3. Section 1.1 has Frobenius and nuclear norm in the wrong order.
I read the rebuttal and thank the authors for the clarifications about differences between the proposed method and previous work in [3,4]. I agreed with Reviewer 2's concerns about the limits of the evaluation section. Giving experiments on only one medium scale data set, it is insufficient to show the potential computational advantages of the proposed method (scale easily to very large datasets) compared to the alternative methods.
The paper proposes two novel first-order stochastic optimization algorithms to solve the online CCA problem. Inspired from previous work, the proposed algorithms are instances of noisy matrix stochastic / exponentiated gradient (MSG / MEG): at each iteration, for a new sample (x_t , y_t), the algorithms work by first updating the empirical estimates of the whitening transformations which define the inexact gradient partial_t, followed by a projection step over the constrain set of the problem to get a rank-k projection matrix (M_t). The theoretical analysis and experimental results show the superiority of the algorithms compared to state-of-the-art methods for CCA.
Significance - Justification:
The main contributions of the paper are (1) the derivation of a new noisy stochastic mirror descent method to solve a convex relaxation for the online version of CCA and (2) the provision of
generalization bounds (or convergence guarantees) for the proposed algorithms. These contributions appear to be incremental advances considered that similar solutions have been proposed previously for PCA  and PLS .
The paper on the whole is well written, the algorithms are explained clearly, the theorems for the algorithms are solid and sound, and the performance of the algorithms outperforms that of state-of-the-art methods for CCA.
What differentiates your algorithm from that of the previous work in references [3, 4]? Except solving different problems (CCA vs PCA and PLS), is your algorithm fundamentally different in some ways (e.g. add whitening transformations to alleviate the gradient updates for CCA problems or provide convergence analysis)?

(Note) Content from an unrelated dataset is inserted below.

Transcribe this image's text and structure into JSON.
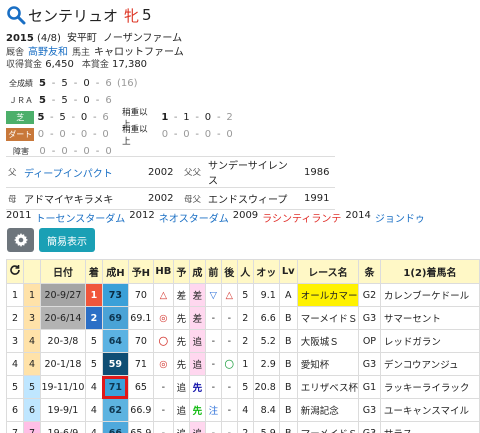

The reviewer read references [3, 4] and noticed that the algorithms in your papers are similar to those proposed in [3, 4] in terms of similar convex relaxation and stochastic optimization algorithms. The reviewer would have expected the authors to provide a comparison/summary of the differences / similarities between previous work [3, 4, 21] and current paper in the related work. This would also highlight explicitly the main contributions of the paper.
There are a few typos:
Line 90: build -> built; study -> studied
Line 91: in the batch setting -> in a batch setting
Line 96: pose -> posed; consider -> considered
Line 101-102: rewrite this sentence “none of the papers above give generalization
bounds and focus is entirely on analyzing the quality of the solution to that of the empirical minimizer”. I guess you intend to express the following: “all the papers mentioned above focus entirely / mainly on analyzing the quality of the solution to that of the empirical minimizer, but provide no generalization bounds”
remove line 150